"But more importantly, our new cost structure allowed us to pursue projects that weren't feasible before-projects like additional infill drilling in existing fields, MIX (miscible injectant expansion), West Sak (development), satellite exploration and development, and Alpine (development), which is setting a new standard in North Slope development.
"We challenged our employees to make the most of our new, lower cost structure and they delivered a plan for achieving 'No Decline After 99'(see related article, p. 38)."
"The result was a three-fold increase in the level of ARCO capital spending in Alaska. That investment is paying off. In 1998-for the second year in row-ARCO replaced every barrel it produced in Alaska. We also kick-started a whole new Alaska industry when we awarded contracts to two Alaskan companies for the fabrication of the first sealift-scale modules ever built in Alaska. And with the start-up of Alpine in 2000, we will deliver on 'No Decline After 99.'"
Meyers said that, over the long term, the merger will mean greater investment in Alaska, more exploration and discoveries, and increased production and state revenues.
"Prior to regulatory approval of this combination, ARCO will operate as an independent company," he said. "We will continue to pursue our plans for production growth in Alaska. Capital spending will not be reduced. Alpine will stay on track. We will continue to explore for new fieldsellipseWe will continue to put protection of the environment and the safety of our employees first in all we do."
Until government approval is secured, BP Amoco and ARCO will continue to operate as separate and independent companies, according to BP Exploration Alaska Inc.Pres. Richard C. Campbell: "Alaska will continue to be a cornerstone of our global activities, and our new combined organization will maintain the same high environmental, safety, and social standards that BP Amoco and ARCO have always maintained separately."
Campbell cited these initiatives to support his claims:
- BP Amoco will invest $5 billion in North Slope development over the next 5 years or so, which works out to an annual average that exceeds projected 1999 capital spending by ARCO and BP Amoco combined, as well as ARCO's and BP's combined capital spending during the past 5 years.
- BP Amoco will increase its financial support of community organizations by 50% from the current combined ARCO-BP Amoco level.
- BP Amoco will make the centerpiece of its global gas activities its efforts to commercialize North Slope gas. The company will continue the ARCO-led gas sponsor group, relocate its gas technology center to Alaska, and build a GTL pilot plant on the North Slope.
- "BP Amoco will honor all current agreements with ARCO's contractors and suppliers and will continue to treat all business partners fairly and equitably, with dignity and respect."
- Organized labor will continue to play an important role to BP Amoco's North Slope construction activities.
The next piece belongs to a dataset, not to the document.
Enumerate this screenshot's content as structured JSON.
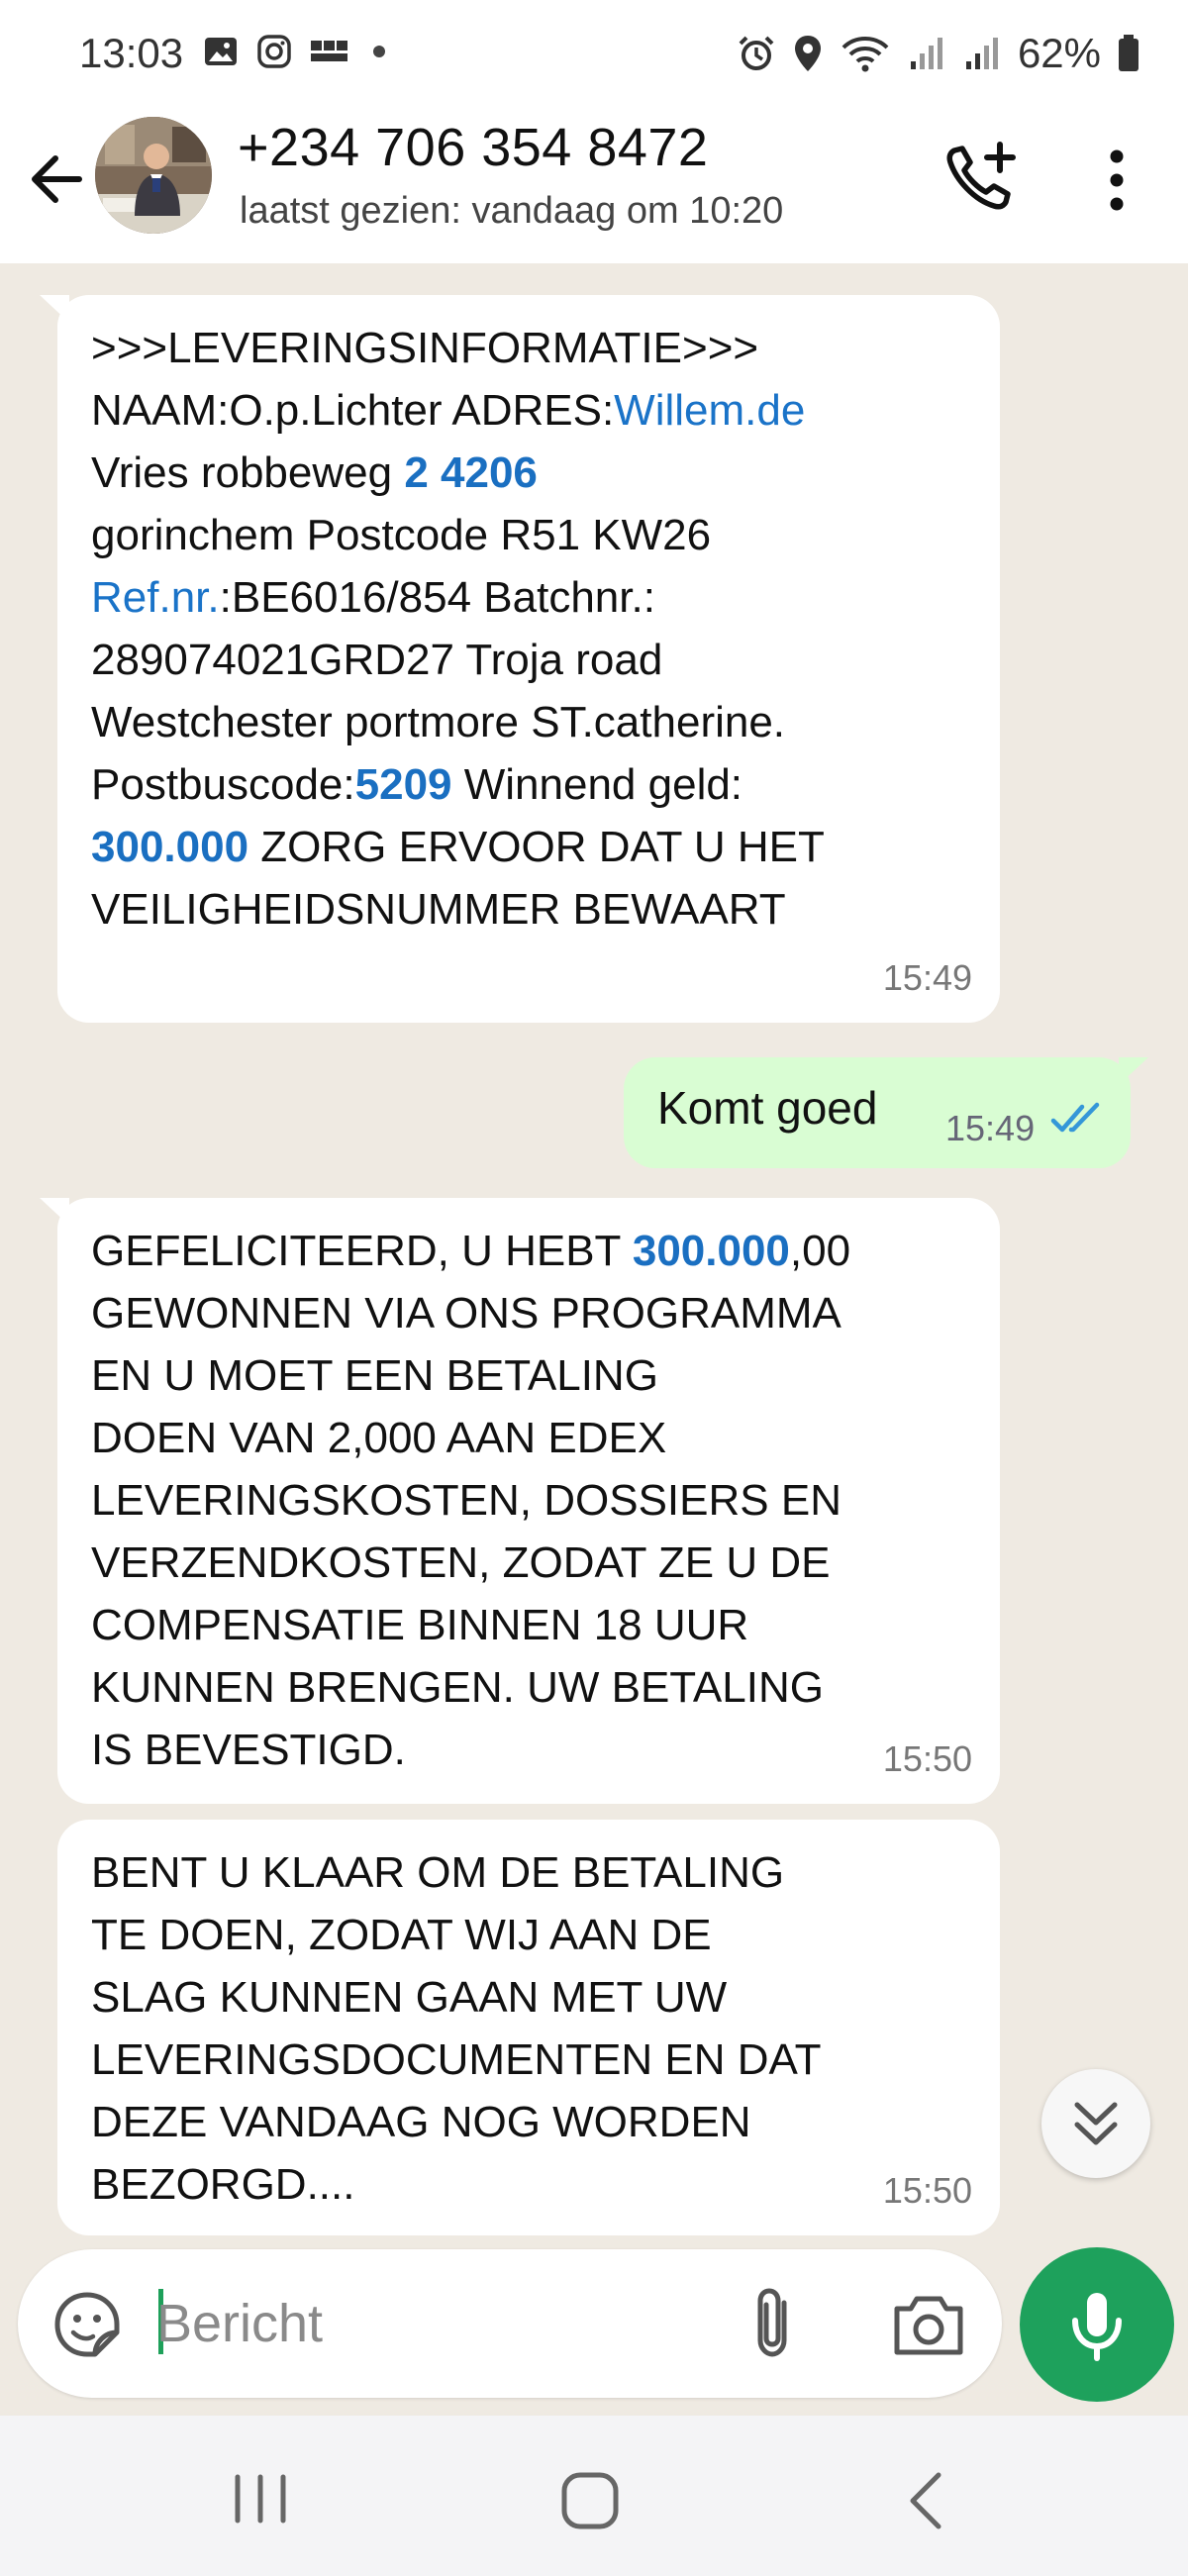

- BP Amoco will continue to work cooperatively and collaboratively with all levels of government.
- BP Amoco will honor ARCO's commitments to build new Millenium-class double-hull tankers and is fully committed to a tanker renewal program that complies with the Oil Pollution Act of 1990.
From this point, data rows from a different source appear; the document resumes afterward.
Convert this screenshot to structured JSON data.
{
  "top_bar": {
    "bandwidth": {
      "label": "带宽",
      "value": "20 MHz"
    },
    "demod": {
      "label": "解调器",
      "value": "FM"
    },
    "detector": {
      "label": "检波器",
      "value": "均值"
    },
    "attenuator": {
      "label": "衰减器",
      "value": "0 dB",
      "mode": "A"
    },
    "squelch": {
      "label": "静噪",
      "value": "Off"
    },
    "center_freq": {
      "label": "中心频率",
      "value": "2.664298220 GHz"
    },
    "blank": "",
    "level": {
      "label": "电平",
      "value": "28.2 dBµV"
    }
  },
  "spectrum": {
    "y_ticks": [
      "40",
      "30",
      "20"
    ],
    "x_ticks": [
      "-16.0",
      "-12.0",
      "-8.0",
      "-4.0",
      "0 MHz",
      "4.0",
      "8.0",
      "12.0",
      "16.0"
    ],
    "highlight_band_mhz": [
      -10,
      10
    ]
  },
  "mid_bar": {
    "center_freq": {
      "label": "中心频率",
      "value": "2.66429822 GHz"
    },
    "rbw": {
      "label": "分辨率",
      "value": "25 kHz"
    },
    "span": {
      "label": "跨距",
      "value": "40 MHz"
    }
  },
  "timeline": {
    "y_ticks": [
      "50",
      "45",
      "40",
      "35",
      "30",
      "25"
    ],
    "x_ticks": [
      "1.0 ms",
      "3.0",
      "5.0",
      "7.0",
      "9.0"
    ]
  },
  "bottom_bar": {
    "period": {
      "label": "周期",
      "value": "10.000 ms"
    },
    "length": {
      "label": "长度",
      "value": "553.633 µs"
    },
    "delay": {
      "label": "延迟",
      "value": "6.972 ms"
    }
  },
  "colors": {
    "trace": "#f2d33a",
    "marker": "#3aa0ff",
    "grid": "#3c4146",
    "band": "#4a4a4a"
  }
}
- BP Amoco will continue to be actively involved in state and federal lease sales and continue to pursue exploration and development opportunities in Alaska.
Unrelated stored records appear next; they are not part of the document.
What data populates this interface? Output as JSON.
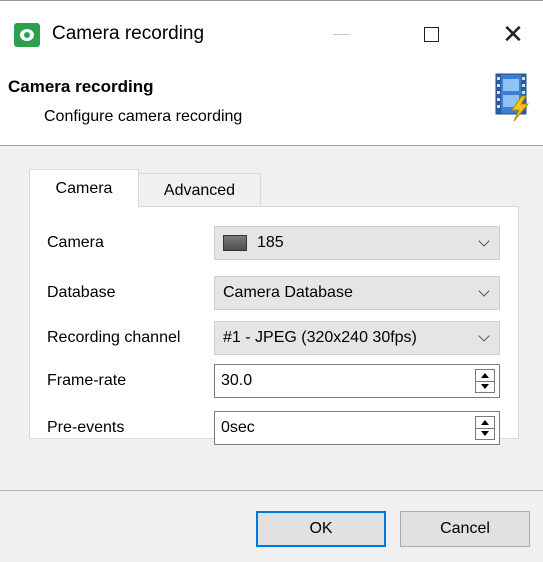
{
  "window": {
    "title": "Camera recording"
  },
  "header": {
    "title": "Camera recording",
    "subtitle": "Configure camera recording",
    "icon": "film-lightning-icon"
  },
  "tabs": [
    {
      "label": "Camera",
      "selected": true
    },
    {
      "label": "Advanced",
      "selected": false
    }
  ],
  "form": {
    "camera": {
      "label": "Camera",
      "value": "185"
    },
    "database": {
      "label": "Database",
      "value": "Camera Database"
    },
    "recording_channel": {
      "label": "Recording channel",
      "value": "#1 - JPEG (320x240 30fps)"
    },
    "frame_rate": {
      "label": "Frame-rate",
      "value": "30.0"
    },
    "pre_events": {
      "label": "Pre-events",
      "value": "0sec"
    }
  },
  "buttons": {
    "ok": "OK",
    "cancel": "Cancel"
  },
  "colors": {
    "app_icon": "#2aa14b",
    "focus_border": "#0078d7"
  }
}
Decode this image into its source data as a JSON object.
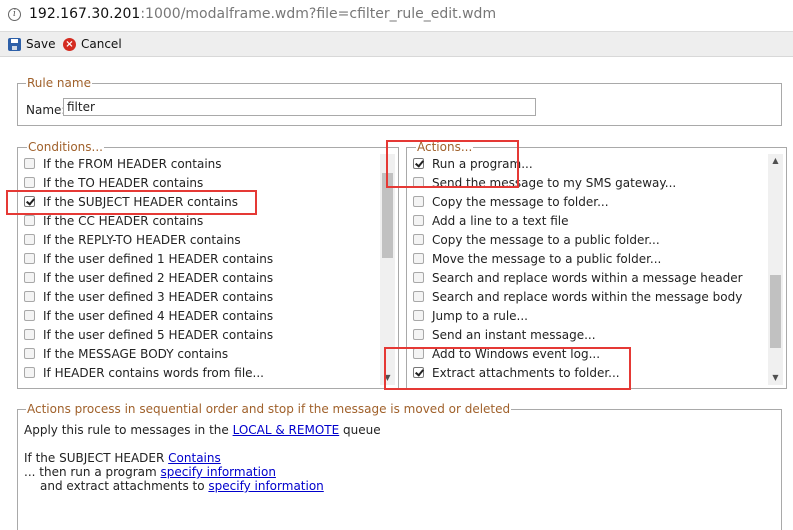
{
  "address_bar": {
    "host": "192.167.30.201",
    "rest": ":1000/modalframe.wdm?file=cfilter_rule_edit.wdm"
  },
  "toolbar": {
    "save_label": "Save",
    "cancel_label": "Cancel"
  },
  "rule_name": {
    "legend": "Rule name",
    "label": "Name:",
    "value": "filter"
  },
  "conditions": {
    "legend": "Conditions...",
    "items": [
      {
        "label": "If the FROM HEADER contains",
        "checked": false
      },
      {
        "label": "If the TO HEADER contains",
        "checked": false
      },
      {
        "label": "If the SUBJECT HEADER contains",
        "checked": true
      },
      {
        "label": "If the CC HEADER contains",
        "checked": false
      },
      {
        "label": "If the REPLY-TO HEADER contains",
        "checked": false
      },
      {
        "label": "If the user defined 1 HEADER contains",
        "checked": false
      },
      {
        "label": "If the user defined 2 HEADER contains",
        "checked": false
      },
      {
        "label": "If the user defined 3 HEADER contains",
        "checked": false
      },
      {
        "label": "If the user defined 4 HEADER contains",
        "checked": false
      },
      {
        "label": "If the user defined 5 HEADER contains",
        "checked": false
      },
      {
        "label": "If the MESSAGE BODY contains",
        "checked": false
      },
      {
        "label": "If HEADER contains words from file...",
        "checked": false
      }
    ]
  },
  "actions": {
    "legend": "Actions...",
    "items": [
      {
        "label": "Run a program...",
        "checked": true
      },
      {
        "label": "Send the message to my SMS gateway...",
        "checked": false
      },
      {
        "label": "Copy the message to folder...",
        "checked": false
      },
      {
        "label": "Add a line to a text file",
        "checked": false
      },
      {
        "label": "Copy the message to a public folder...",
        "checked": false
      },
      {
        "label": "Move the message to a public folder...",
        "checked": false
      },
      {
        "label": "Search and replace words within a message header",
        "checked": false
      },
      {
        "label": "Search and replace words within the message body",
        "checked": false
      },
      {
        "label": "Jump to a rule...",
        "checked": false
      },
      {
        "label": "Send an instant message...",
        "checked": false
      },
      {
        "label": "Add to Windows event log...",
        "checked": false
      },
      {
        "label": "Extract attachments to folder...",
        "checked": true
      }
    ]
  },
  "summary": {
    "legend": "Actions process in sequential order and stop if the message is moved or deleted",
    "apply_prefix": "Apply this rule to messages in the ",
    "apply_link": "LOCAL & REMOTE",
    "apply_suffix": " queue",
    "cond_prefix": "If the SUBJECT HEADER ",
    "cond_link": "Contains",
    "action1_prefix": "... then run a program ",
    "action1_link": "specify information",
    "action2_prefix": "and extract attachments to ",
    "action2_link": "specify information"
  },
  "colors": {
    "legend": "#a0612b",
    "link": "#0000cc",
    "highlight": "#e53935"
  }
}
- BP Amoco will continue its efforts to provide job and business opportunities for Alaskans whenever possible: "BP Amoco will treat all employees with respect and dignity. The new organization will be designed to minimize disruptions and will be composed of about equal numbers of BP Amoco and ARCO personnel. Those who lose their jobs will receive generous severance packages."